Allen advises masks especially in areas where employees gather, and particularly in elevators.
New York City’s Health Department, which knows a thing or two about elevators, suggests the buttons be sanitized regularly, and everyone should maintain the six-foot separation rule, in line and inside the elevator. Yes, that means a potentially long wait or, as the city suggests, taking the stairs.
OSHA also advises companies to provide hand sanitizer and additional tissue boxes and trash receptacles, to actively promote proper hygiene, and to encourage sick employees to stay home. The agency provides more in-depth advice based on exposure risks that differ by job type, such as controlling the number of customers in a retail store or providing gloves and eye protection to employees in high-risk jobs.
Allen stresses that none of these measures will make sense if we don’t first have wide-scale testing to know when people are infected or if they might be immune, and widespread contact tracing to notify people who might have contracted the disease. And, he says, nothing will eliminate all the risk as decisions are made to get the economy rolling again.
“There’s no such thing as zero risk,” he says. “The goal here is to minimize risk.”

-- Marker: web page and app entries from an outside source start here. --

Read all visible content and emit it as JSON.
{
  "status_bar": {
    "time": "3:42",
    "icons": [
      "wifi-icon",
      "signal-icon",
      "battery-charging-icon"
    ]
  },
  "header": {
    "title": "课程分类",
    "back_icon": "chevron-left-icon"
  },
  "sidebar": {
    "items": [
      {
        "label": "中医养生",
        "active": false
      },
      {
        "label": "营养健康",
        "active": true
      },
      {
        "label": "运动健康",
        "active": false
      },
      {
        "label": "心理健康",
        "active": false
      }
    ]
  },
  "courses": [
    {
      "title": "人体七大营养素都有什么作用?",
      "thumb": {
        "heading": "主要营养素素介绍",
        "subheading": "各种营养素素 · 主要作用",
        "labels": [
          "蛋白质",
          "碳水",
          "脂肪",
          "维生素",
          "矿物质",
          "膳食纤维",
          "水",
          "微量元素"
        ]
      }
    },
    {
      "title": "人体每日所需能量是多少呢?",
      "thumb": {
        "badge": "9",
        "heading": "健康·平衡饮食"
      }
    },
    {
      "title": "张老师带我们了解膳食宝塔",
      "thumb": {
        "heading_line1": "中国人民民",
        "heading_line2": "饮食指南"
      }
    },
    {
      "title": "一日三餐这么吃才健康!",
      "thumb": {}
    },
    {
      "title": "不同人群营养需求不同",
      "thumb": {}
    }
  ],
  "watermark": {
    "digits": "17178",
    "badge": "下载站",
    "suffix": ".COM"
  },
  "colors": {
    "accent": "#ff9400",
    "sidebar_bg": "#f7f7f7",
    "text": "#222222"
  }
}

Article originally published on Medium/Elemental Written by: Robert Roy Britt